The American Revolution is coming...
A Reinterpretation of Newport, RI’s Oldest House Museum
For more information see www.RevolutionaryNewport.com
Newport Historical Society 82 Touro St. Newport, RI 02840
owners.” But the site had a partial view of Lake Champlain and the Adirondack Mountains and was strategically
located halfway between the popular pedestrian Church
Street Marketplace and the recreationally vibrant Burlington waterfront. Smith and his partner, Cleary Buckley, were excited by the vision of a project that could fill a
hole downtown with new life instead of developing valuable open space outside the city.
Because it was difficult to obtain funding in post-recession 2010–2011, the design team, including local
owners Chuck Deslauriers, Jay Canning, and Jack Wallace, who also own the Courtyard Burlington Harbor hotel
next door, had a whole year to reflect on what the unique
identity of this hotel would be. “Part of the process the
owners went through was opening their arms wide to the
Vermont products community,” Smith says. The idea was
to infuse the hotel with all things local — natural materials, craftsmanship, and hospitality-related products, as

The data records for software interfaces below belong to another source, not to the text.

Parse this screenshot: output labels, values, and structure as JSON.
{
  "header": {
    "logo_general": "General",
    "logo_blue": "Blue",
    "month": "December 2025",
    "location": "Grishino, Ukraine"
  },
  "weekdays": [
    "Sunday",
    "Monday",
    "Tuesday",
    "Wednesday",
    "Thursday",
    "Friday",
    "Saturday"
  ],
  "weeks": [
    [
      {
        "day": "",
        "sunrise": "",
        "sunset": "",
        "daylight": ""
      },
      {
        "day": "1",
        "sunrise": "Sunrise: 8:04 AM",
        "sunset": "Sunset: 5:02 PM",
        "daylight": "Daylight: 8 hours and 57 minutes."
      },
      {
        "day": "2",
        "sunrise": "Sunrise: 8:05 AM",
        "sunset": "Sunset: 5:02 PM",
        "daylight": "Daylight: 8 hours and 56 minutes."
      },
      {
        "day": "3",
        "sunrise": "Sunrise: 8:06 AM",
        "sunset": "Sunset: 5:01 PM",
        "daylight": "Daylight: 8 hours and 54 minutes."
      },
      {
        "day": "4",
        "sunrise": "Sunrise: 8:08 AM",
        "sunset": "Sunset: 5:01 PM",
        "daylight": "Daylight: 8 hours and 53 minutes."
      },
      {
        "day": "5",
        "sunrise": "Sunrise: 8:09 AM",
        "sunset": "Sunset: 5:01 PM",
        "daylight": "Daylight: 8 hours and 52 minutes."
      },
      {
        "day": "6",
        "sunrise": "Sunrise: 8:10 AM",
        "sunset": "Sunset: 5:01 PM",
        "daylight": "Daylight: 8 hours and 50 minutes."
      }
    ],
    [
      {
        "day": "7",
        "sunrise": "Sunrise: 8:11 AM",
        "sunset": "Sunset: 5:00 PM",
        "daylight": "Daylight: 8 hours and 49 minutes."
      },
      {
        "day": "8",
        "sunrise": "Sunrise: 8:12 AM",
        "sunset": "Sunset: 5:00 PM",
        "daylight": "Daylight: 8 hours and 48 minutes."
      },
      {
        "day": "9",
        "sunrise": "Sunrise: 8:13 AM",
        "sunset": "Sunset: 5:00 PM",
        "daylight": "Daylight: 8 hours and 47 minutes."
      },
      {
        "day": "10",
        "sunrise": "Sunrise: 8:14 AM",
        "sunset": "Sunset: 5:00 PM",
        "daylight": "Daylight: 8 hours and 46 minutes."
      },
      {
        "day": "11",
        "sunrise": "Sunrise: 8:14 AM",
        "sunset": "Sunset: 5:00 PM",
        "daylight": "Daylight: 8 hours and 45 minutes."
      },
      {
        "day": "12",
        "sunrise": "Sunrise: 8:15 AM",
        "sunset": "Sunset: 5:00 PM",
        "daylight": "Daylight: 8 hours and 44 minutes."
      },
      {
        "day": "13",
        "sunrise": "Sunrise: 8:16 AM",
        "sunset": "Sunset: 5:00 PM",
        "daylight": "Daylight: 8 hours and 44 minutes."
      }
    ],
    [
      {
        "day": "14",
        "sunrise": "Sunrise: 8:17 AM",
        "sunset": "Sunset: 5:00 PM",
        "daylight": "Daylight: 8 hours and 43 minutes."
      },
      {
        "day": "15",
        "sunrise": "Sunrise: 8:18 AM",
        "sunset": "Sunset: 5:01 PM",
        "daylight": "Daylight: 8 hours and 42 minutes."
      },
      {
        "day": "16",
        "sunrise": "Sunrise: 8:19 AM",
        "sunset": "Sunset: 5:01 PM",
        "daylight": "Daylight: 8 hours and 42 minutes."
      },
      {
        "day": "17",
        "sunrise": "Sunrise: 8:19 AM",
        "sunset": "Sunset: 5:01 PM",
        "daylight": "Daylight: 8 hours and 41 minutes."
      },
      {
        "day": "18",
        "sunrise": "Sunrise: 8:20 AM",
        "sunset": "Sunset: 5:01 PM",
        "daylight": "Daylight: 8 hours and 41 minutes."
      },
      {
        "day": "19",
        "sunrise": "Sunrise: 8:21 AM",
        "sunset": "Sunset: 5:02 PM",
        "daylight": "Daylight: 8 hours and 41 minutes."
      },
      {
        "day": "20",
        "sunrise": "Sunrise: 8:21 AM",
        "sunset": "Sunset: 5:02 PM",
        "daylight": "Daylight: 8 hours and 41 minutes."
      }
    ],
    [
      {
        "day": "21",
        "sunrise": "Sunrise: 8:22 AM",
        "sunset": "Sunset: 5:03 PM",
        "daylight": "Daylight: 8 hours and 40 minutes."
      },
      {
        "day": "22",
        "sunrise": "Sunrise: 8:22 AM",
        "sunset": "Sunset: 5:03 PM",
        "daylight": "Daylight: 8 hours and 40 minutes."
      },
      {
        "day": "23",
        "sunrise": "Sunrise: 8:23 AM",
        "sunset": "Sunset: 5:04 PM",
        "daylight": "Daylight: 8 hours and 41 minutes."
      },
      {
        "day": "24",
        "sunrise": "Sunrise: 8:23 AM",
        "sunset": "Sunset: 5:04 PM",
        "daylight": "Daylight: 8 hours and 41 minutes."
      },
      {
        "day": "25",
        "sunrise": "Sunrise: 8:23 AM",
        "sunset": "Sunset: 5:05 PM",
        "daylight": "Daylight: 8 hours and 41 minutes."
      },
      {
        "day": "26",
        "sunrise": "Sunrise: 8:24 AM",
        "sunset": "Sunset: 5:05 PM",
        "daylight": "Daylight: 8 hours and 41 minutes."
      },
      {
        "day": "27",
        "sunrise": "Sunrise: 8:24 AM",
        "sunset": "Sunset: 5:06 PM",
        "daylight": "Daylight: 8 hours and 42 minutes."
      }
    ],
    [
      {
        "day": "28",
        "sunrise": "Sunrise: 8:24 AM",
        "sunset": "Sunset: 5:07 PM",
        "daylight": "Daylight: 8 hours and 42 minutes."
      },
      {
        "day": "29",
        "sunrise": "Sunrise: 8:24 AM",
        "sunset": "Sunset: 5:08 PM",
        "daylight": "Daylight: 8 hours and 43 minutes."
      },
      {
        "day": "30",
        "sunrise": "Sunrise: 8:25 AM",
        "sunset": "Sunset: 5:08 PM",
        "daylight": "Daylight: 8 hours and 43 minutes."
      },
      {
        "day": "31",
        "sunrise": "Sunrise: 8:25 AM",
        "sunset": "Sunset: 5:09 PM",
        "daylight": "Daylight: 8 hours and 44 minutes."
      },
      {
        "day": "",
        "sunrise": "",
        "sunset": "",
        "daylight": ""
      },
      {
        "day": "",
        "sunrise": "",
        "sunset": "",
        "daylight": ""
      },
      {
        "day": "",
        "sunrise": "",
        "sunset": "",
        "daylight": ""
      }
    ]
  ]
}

well as food and drink — and support area businesses.
Meanwhile, the architects sorted out tricky structural
puzzles. They created common rooms in the corner of the
the rhythmic play of color, texture, and form breaks up the long
frontage of the hotel (left). Warming the bar and lobby spaces
(facing page) are materials shaped by local craftsmen. Chairs
with legs inspired by sleigh runners are by Beeken Parsons of
Shelburne, Vermont. Projectors hidden in the ceiling throw a
pattern of light on the wall that resembles dappled sunshine.